DIRECTIONS -
Take down each entry exactly as written.

RECORDS SUPPLIED -
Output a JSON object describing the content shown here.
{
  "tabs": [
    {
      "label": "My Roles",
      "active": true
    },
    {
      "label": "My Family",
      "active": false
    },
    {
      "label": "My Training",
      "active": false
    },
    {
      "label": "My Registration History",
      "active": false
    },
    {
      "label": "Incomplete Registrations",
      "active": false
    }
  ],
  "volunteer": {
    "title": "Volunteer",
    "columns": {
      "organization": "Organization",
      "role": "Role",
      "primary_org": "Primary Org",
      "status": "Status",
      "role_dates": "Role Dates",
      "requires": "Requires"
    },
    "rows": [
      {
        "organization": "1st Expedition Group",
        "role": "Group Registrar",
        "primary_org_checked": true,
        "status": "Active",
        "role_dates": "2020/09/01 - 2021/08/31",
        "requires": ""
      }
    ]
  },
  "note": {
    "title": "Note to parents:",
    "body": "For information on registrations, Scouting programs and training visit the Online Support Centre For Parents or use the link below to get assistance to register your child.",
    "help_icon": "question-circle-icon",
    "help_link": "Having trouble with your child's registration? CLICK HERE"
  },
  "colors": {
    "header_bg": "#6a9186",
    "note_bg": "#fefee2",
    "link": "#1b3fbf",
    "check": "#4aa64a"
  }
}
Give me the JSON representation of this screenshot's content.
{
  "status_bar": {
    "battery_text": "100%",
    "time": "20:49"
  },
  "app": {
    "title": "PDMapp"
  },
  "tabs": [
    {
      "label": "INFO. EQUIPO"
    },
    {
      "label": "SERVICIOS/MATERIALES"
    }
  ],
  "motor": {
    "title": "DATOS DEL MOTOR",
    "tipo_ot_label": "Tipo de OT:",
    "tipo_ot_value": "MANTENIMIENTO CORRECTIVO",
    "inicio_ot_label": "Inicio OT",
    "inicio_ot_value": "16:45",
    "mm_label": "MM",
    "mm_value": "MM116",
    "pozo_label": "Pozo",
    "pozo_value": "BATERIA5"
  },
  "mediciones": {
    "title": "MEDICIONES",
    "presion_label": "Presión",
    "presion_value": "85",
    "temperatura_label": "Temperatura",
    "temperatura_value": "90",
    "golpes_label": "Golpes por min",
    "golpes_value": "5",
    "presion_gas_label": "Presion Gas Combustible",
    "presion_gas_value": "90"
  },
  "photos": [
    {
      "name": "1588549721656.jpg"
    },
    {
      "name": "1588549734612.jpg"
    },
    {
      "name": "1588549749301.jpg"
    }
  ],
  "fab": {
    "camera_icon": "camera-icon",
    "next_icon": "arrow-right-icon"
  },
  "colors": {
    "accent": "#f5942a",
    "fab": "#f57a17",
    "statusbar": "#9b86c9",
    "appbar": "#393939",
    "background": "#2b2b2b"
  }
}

WRITTEN ANSWER -
Output a JSON object describing the content shown here.
{
  "tabs": [
    {
      "label": "My Roles",
      "active": true
    },
    {
      "label": "My Family",
      "active": false
    },
    {
      "label": "My Training",
      "active": false
    },
    {
      "label": "My Registration History",
      "active": false
    },
    {
      "label": "Incomplete Registrations",
      "active": false
    }
  ],
  "volunteer": {
    "title": "Volunteer",
    "columns": {
      "organization": "Organization",
      "role": "Role",
      "primary_org": "Primary Org",
      "status": "Status",
      "role_dates": "Role Dates",
      "requires": "Requires"
    },
    "rows": [
      {
        "organization": "1st Expedition Group",
        "role": "Group Registrar",
        "primary_org_checked": true,
        "status": "Active",
        "role_dates": "2020/09/01 - 2021/08/31",
        "requires": ""
      }
    ]
  },
  "note": {
    "title": "Note to parents:",
    "body": "For information on registrations, Scouting programs and training visit the Online Support Centre For Parents or use the link below to get assistance to register your child.",
    "help_icon": "question-circle-icon",
    "help_link": "Having trouble with your child's registration? CLICK HERE"
  },
  "colors": {
    "header_bg": "#6a9186",
    "note_bg": "#fefee2",
    "link": "#1b3fbf",
    "check": "#4aa64a"
  }
}
Give me the JSON representation of this screenshot's content.
{
  "status_bar": {
    "battery_text": "100%",
    "time": "20:49"
  },
  "app": {
    "title": "PDMapp"
  },
  "tabs": [
    {
      "label": "INFO. EQUIPO"
    },
    {
      "label": "SERVICIOS/MATERIALES"
    }
  ],
  "motor": {
    "title": "DATOS DEL MOTOR",
    "tipo_ot_label": "Tipo de OT:",
    "tipo_ot_value": "MANTENIMIENTO CORRECTIVO",
    "inicio_ot_label": "Inicio OT",
    "inicio_ot_value": "16:45",
    "mm_label": "MM",
    "mm_value": "MM116",
    "pozo_label": "Pozo",
    "pozo_value": "BATERIA5"
  },
  "mediciones": {
    "title": "MEDICIONES",
    "presion_label": "Presión",
    "presion_value": "85",
    "temperatura_label": "Temperatura",
    "temperatura_value": "90",
    "golpes_label": "Golpes por min",
    "golpes_value": "5",
    "presion_gas_label": "Presion Gas Combustible",
    "presion_gas_value": "90"
  },
  "photos": [
    {
      "name": "1588549721656.jpg"
    },
    {
      "name": "1588549734612.jpg"
    },
    {
      "name": "1588549749301.jpg"
    }
  ],
  "fab": {
    "camera_icon": "camera-icon",
    "next_icon": "arrow-right-icon"
  },
  "colors": {
    "accent": "#f5942a",
    "fab": "#f57a17",
    "statusbar": "#9b86c9",
    "appbar": "#393939",
    "background": "#2b2b2b"
  }
}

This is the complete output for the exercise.